Again, not knowing when anyone would finish now, we just watched and waited. I was concerned about Shelley having someone to help her at the finish, but hoped Lecia or Libby would get her taken care of, since I was in a situation not knowing when Don would finish and not wanting to leave the area until I knew what was going on. I had to get him taken care of too.

Finally Melissa went by, an IM virgin no more! She looked good. She waved and on she went. Then Bruce, still walking, waving Nancy away as if she was disrupting his cadence or something. He had told her earlier he could do 15 min. miles and still finish in a respectable time, and it appeared he was on that goal still. So she ran on after him to get to the finish line with him.

Then Kim! OMG. She was still moving and was beating Don. Ohh, he wouldn't be happy with himself. But I also figured, he would be happy to be getting done at all. And sure enough, a few minutes later, he came plodding by, looking a little crazed but determined. I quickly gathered up my chair, bag, and whatever to head down to the finish and pretty much bumped into Shelley! I think she was pretty happy to see someone from the group and I assured her I would get her taken care of as soon as I made contact with Don. I just wanted him to be sure I was there so we didn't wander around looking for each other. Shelley was exhausted by now, and was very stiff and slow moving. She did have someone helping with her bike, so I grabbed a bag and headed down the hill toward the finish. I know I was moving way too fast for her, but I was afraid I would miss Don and we would have a fiasco trying to find each other. I don't remember a finish line being this much of a mess before. Maybe it was the numbers that day, maybe it was the setup, I don't know. Of course I couldn't find him. I got Shelley to sit down on my chair and wait while I chased around looking for him, figuring he would be in the med tent or something. Nothing. Not eating pizza, I already knew that.

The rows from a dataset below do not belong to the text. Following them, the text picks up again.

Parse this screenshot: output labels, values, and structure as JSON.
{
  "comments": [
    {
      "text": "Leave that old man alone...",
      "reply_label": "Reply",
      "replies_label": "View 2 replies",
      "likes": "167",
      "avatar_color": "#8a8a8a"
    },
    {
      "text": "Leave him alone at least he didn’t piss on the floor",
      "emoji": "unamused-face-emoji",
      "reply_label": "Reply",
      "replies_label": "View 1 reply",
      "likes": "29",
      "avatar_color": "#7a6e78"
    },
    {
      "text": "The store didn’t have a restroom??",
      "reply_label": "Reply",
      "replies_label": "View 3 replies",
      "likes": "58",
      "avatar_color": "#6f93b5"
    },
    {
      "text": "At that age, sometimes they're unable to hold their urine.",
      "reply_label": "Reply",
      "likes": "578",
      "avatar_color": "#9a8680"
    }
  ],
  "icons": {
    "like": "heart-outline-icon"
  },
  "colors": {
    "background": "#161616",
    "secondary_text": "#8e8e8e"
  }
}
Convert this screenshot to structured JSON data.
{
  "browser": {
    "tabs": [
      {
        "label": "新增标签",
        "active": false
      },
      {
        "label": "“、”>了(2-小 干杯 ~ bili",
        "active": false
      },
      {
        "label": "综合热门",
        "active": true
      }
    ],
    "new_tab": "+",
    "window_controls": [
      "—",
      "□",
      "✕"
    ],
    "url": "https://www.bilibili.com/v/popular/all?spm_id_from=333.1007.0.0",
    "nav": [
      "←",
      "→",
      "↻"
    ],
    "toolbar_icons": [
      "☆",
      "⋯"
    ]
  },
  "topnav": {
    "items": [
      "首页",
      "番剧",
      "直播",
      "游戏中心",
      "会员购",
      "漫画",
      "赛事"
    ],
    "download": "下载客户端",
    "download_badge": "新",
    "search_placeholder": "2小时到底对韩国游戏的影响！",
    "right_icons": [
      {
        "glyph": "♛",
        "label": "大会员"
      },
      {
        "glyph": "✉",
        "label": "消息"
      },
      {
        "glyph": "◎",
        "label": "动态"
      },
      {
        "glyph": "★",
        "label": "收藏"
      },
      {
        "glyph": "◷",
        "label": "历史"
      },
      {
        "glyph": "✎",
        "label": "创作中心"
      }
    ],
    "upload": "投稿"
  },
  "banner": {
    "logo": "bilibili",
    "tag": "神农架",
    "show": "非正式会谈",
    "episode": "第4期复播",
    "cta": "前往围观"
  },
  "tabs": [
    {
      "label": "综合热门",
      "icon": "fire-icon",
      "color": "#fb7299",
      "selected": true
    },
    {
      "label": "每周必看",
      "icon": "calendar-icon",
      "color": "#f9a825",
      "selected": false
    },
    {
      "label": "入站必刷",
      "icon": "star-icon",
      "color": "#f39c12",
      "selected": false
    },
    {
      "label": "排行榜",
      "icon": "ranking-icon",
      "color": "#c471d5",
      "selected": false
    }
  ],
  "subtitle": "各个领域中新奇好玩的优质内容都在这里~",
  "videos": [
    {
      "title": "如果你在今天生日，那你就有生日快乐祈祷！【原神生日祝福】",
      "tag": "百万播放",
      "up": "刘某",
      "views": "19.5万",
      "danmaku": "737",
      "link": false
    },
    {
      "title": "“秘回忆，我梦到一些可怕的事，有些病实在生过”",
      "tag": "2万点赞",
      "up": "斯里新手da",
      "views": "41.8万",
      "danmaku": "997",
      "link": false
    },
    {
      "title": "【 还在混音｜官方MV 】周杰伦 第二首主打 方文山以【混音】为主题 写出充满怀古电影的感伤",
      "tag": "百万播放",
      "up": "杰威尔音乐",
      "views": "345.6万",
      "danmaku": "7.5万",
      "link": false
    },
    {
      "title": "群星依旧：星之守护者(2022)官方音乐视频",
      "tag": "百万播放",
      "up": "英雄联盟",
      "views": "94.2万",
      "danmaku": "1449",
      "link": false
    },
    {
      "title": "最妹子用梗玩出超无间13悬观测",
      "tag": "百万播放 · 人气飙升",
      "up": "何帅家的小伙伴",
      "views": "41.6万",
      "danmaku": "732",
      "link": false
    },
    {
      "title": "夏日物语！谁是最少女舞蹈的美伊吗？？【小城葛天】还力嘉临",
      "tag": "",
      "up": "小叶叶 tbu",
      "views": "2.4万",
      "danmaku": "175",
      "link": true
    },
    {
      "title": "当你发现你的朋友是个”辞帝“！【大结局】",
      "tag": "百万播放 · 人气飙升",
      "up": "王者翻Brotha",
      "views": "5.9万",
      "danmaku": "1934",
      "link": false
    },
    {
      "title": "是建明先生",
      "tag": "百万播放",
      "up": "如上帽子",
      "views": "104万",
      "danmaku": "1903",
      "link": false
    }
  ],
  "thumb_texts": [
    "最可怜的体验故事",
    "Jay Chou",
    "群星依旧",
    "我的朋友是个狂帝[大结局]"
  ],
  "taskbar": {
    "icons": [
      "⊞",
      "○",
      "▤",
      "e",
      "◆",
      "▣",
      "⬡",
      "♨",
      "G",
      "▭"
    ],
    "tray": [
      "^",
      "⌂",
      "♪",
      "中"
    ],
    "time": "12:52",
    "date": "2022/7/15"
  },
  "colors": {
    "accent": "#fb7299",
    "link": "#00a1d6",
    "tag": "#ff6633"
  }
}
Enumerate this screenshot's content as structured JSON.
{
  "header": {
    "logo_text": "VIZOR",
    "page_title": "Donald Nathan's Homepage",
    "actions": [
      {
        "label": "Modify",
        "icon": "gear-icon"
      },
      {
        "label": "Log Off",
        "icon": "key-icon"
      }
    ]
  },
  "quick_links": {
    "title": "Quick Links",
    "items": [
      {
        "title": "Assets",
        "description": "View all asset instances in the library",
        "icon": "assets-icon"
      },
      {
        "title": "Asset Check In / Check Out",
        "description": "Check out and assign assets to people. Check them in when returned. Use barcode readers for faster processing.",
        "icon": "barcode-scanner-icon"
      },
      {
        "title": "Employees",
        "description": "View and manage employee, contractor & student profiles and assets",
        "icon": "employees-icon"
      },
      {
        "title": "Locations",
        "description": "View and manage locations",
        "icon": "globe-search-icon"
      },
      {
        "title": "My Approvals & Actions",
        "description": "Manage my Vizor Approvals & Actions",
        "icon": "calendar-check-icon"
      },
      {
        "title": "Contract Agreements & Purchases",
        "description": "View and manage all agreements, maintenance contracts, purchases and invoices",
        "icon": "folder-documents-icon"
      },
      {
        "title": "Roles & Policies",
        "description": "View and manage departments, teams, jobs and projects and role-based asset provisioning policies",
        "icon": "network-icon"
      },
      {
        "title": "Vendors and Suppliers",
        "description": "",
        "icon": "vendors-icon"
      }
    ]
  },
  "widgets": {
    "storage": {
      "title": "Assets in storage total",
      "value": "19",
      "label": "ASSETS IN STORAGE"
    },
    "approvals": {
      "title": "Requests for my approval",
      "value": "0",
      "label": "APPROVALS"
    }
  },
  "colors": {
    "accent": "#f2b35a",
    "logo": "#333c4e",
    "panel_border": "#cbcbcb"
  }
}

Where?? Not at his bike. Okay, get Shelley taken care of and hope to see him somewhere, as by now she was really miserable. Got her to the car, loaded up the bike, and then dashed back into the night looking for Don. Relief. He already had his bike and stuff and was just sitting there with Pat! She had finished right after him and they were sharing their stories. Naturally I couldn't get Pat's bike, etc. because the rack only held 2 bikes, but I promised to come back after I got them taken care of. Both Don and Shelley were ready to get to the hotel, so got back there and helped unload all the stuff! So much you can't believe. Three bags full.

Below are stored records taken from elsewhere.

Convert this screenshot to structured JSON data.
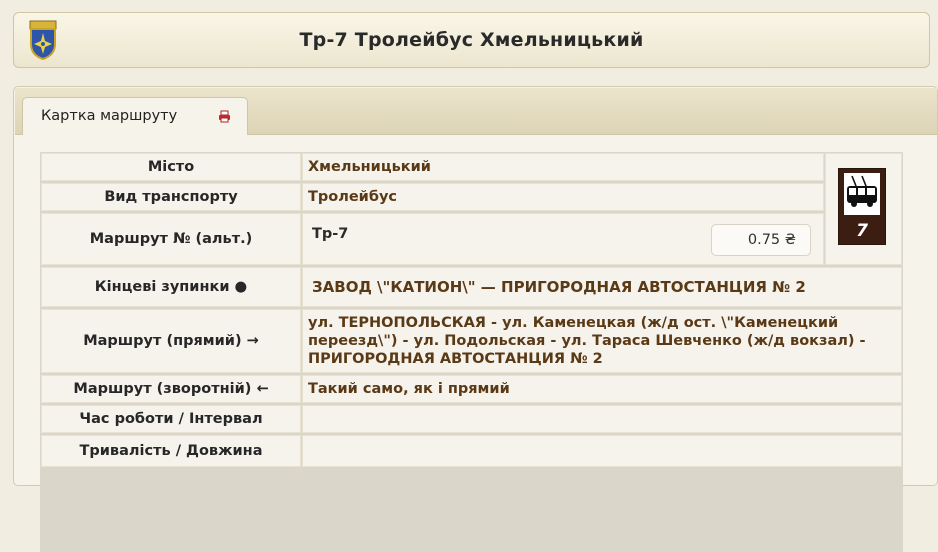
{
  "header": {
    "title": "Тр-7 Тролейбус Хмельницький"
  },
  "tab": {
    "label": "Картка маршруту"
  },
  "rows": [
    {
      "label": "Місто",
      "value": "Хмельницький"
    },
    {
      "label": "Вид транспорту",
      "value": "Тролейбус"
    },
    {
      "label": "Маршрут № (альт.)",
      "value": "Тр-7"
    },
    {
      "label": "Кінцеві зупинки ●",
      "value": "ЗАВОД \\\"КАТИОН\\\" — ПРИГОРОДНАЯ АВТОСТАНЦИЯ № 2"
    },
    {
      "label": "Маршрут (прямий) →",
      "value": "ул. ТЕРНОПОЛЬСКАЯ - ул. Каменецкая (ж/д ост. \\\"Каменецкий переезд\\\") - ул. Подольская - ул. Тараса Шевченко (ж/д вокзал) - ПРИГОРОДНАЯ АВТОСТАНЦИЯ № 2"
    },
    {
      "label": "Маршрут (зворотній) ←",
      "value": "Такий само, як і прямий"
    },
    {
      "label": "Час роботи / Інтервал",
      "value": ""
    },
    {
      "label": "Тривалість / Довжина",
      "value": ""
    }
  ],
  "fare": "0.75 ₴",
  "badge": {
    "number": "7",
    "icon": "trolleybus-icon"
  },
  "icons": {
    "coat_of_arms": "coat-of-arms-icon",
    "print": "print-icon"
  },
  "colors": {
    "value_text": "#5a3a16",
    "badge_bg": "#3b1e11",
    "background": "#f1ede0"
  }
}
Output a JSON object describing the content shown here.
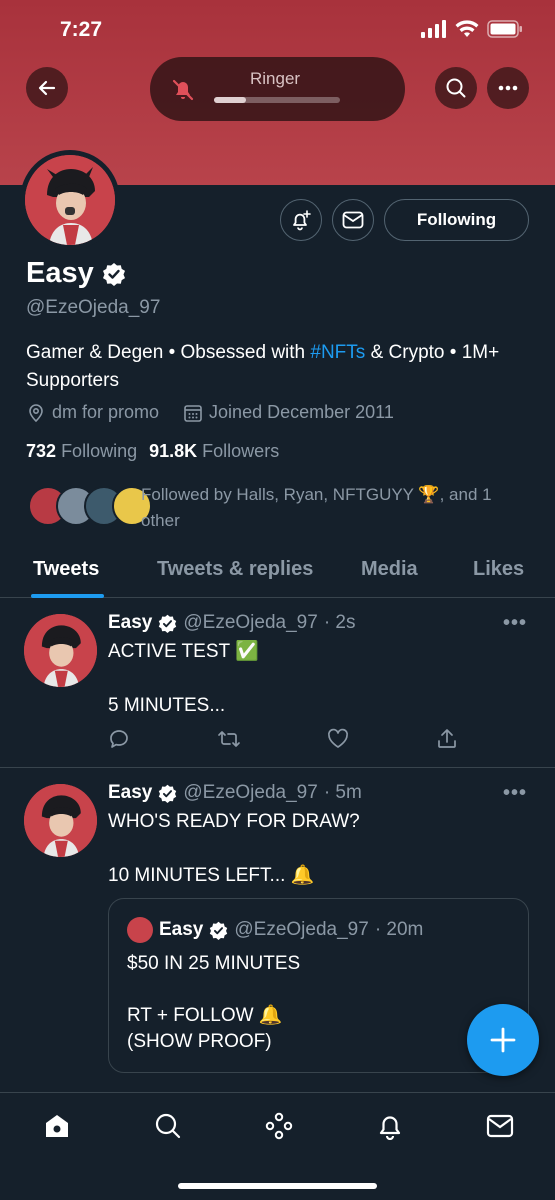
{
  "status_bar": {
    "time": "7:27"
  },
  "ringer": {
    "label": "Ringer",
    "level": 0.25
  },
  "profile": {
    "name": "Easy",
    "handle": "@EzeOjeda_97",
    "bio_prefix": "Gamer & Degen • Obsessed with ",
    "bio_link": "#NFTs",
    "bio_suffix": " & Crypto • 1M+ Supporters",
    "location": "dm for promo",
    "joined": "Joined December 2011",
    "following_count": "732",
    "following_label": "Following",
    "followers_count": "91.8K",
    "followers_label": "Followers",
    "followed_by": "Followed by Halls, Ryan, NFTGUYY 🏆, and 1 other",
    "follow_button": "Following"
  },
  "tabs": [
    {
      "label": "Tweets",
      "active": true
    },
    {
      "label": "Tweets & replies",
      "active": false
    },
    {
      "label": "Media",
      "active": false
    },
    {
      "label": "Likes",
      "active": false
    }
  ],
  "tweets": [
    {
      "name": "Easy",
      "handle": "@EzeOjeda_97",
      "time": "· 2s",
      "text": "ACTIVE TEST ✅\n\n5 MINUTES..."
    },
    {
      "name": "Easy",
      "handle": "@EzeOjeda_97",
      "time": "· 5m",
      "text": "WHO'S READY FOR DRAW?\n\n10 MINUTES LEFT... 🔔",
      "quote": {
        "name": "Easy",
        "handle": "@EzeOjeda_97",
        "time": "· 20m",
        "text": "$50 IN 25 MINUTES\n\nRT + FOLLOW 🔔\n(SHOW PROOF)"
      }
    }
  ],
  "more_glyph": "•••",
  "colors": {
    "accent": "#1d9bf0",
    "background": "#15202b",
    "banner": "#b03a43"
  }
}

By the time I got back to the race site, Pat had been picked up so I went back to the hotel and crashed!

All in all, only 2 DNFs in our group, two new Ironwomen, and everyone else successfully, if not slower than usual, finished. There were a few questioning future race possibilities, but only time will tell there. Regardless of how anyone felt about their races, they all can be proud of their finishes and the fact that they actually towed the line in the first place.

For me, the heat of the day pretty much distracted totally from the pro racers. I didn't know until hearing from Mike and Rich that night who had even won or what the times were. It wasn't my suffering but my concern for the others that kept my mind off the pros. They all suffered the same, but really, the race wasn't about them in my book. It was about all those people who would be out there 15+ hours, long after the pros were showered, fed, and comfortable for the night. Its always amazing to see those coming in at the last minute to know they did it and beat the clock too, no matter what they had to do to get there.

1 comment:

Fe-lady said...

Thanks for the great race report...what was Don's final time? Tell him congratulations for me...I REALLY want to do this race someday. Hopefully by then the lake will be warmed up! :-)
My quip about the "old grannies" was tongue in cheek- as Wil had made a reference to being ahead of some "old grannies" at an Olympic race- actually most of the 50 and up crowd beat her. So Nancy Toby and I have had some fun with how "slow" grannies are...but actually damn fast most of the time!